### RECORDS TO PROCESS

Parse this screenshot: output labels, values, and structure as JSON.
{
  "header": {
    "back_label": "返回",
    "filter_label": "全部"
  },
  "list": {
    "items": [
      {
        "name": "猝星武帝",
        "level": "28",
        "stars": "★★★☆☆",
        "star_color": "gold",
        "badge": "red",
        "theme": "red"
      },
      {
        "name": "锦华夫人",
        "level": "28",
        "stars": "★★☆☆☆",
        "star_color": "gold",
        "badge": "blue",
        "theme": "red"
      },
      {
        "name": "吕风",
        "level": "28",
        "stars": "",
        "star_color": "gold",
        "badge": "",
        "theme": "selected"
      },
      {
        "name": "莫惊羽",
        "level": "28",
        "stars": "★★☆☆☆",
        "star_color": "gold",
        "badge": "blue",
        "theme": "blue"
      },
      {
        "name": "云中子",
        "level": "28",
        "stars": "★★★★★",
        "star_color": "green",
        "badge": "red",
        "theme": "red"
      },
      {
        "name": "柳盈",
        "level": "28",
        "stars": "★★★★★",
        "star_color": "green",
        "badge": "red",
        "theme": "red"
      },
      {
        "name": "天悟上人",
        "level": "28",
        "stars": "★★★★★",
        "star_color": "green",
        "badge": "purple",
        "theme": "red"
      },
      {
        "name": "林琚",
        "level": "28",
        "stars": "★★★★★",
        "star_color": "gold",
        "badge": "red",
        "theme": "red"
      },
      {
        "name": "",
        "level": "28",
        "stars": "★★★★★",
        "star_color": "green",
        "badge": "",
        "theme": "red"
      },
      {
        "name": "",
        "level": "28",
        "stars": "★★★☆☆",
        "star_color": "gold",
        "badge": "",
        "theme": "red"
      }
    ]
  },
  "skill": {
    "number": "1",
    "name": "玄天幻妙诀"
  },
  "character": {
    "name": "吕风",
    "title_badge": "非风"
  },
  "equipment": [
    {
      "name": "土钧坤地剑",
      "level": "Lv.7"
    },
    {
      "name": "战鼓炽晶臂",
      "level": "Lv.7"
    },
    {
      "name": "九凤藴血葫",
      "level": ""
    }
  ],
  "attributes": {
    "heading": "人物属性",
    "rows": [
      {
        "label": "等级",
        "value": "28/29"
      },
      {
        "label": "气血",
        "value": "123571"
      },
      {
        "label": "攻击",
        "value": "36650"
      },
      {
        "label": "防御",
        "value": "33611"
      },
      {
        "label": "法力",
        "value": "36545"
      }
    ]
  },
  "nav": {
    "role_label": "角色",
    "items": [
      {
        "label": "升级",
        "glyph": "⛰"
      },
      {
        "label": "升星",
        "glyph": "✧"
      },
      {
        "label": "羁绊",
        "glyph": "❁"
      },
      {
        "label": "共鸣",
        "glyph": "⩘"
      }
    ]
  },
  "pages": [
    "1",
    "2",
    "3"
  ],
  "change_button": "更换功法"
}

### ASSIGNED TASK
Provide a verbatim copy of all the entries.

### EXERCISE RESULT
Parse this screenshot: output labels, values, and structure as JSON.
{
  "header": {
    "back_label": "返回",
    "filter_label": "全部"
  },
  "list": {
    "items": [
      {
        "name": "猝星武帝",
        "level": "28",
        "stars": "★★★☆☆",
        "star_color": "gold",
        "badge": "red",
        "theme": "red"
      },
      {
        "name": "锦华夫人",
        "level": "28",
        "stars": "★★☆☆☆",
        "star_color": "gold",
        "badge": "blue",
        "theme": "red"
      },
      {
        "name": "吕风",
        "level": "28",
        "stars": "",
        "star_color": "gold",
        "badge": "",
        "theme": "selected"
      },
      {
        "name": "莫惊羽",
        "level": "28",
        "stars": "★★☆☆☆",
        "star_color": "gold",
        "badge": "blue",
        "theme": "blue"
      },
      {
        "name": "云中子",
        "level": "28",
        "stars": "★★★★★",
        "star_color": "green",
        "badge": "red",
        "theme": "red"
      },
      {
        "name": "柳盈",
        "level": "28",
        "stars": "★★★★★",
        "star_color": "green",
        "badge": "red",
        "theme": "red"
      },
      {
        "name": "天悟上人",
        "level": "28",
        "stars": "★★★★★",
        "star_color": "green",
        "badge": "purple",
        "theme": "red"
      },
      {
        "name": "林琚",
        "level": "28",
        "stars": "★★★★★",
        "star_color": "gold",
        "badge": "red",
        "theme": "red"
      },
      {
        "name": "",
        "level": "28",
        "stars": "★★★★★",
        "star_color": "green",
        "badge": "",
        "theme": "red"
      },
      {
        "name": "",
        "level": "28",
        "stars": "★★★☆☆",
        "star_color": "gold",
        "badge": "",
        "theme": "red"
      }
    ]
  },
  "skill": {
    "number": "1",
    "name": "玄天幻妙诀"
  },
  "character": {
    "name": "吕风",
    "title_badge": "非风"
  },
  "equipment": [
    {
      "name": "土钧坤地剑",
      "level": "Lv.7"
    },
    {
      "name": "战鼓炽晶臂",
      "level": "Lv.7"
    },
    {
      "name": "九凤藴血葫",
      "level": ""
    }
  ],
  "attributes": {
    "heading": "人物属性",
    "rows": [
      {
        "label": "等级",
        "value": "28/29"
      },
      {
        "label": "气血",
        "value": "123571"
      },
      {
        "label": "攻击",
        "value": "36650"
      },
      {
        "label": "防御",
        "value": "33611"
      },
      {
        "label": "法力",
        "value": "36545"
      }
    ]
  },
  "nav": {
    "role_label": "角色",
    "items": [
      {
        "label": "升级",
        "glyph": "⛰"
      },
      {
        "label": "升星",
        "glyph": "✧"
      },
      {
        "label": "羁绊",
        "glyph": "❁"
      },
      {
        "label": "共鸣",
        "glyph": "⩘"
      }
    ]
  },
  "pages": [
    "1",
    "2",
    "3"
  ],
  "change_button": "更换功法"
}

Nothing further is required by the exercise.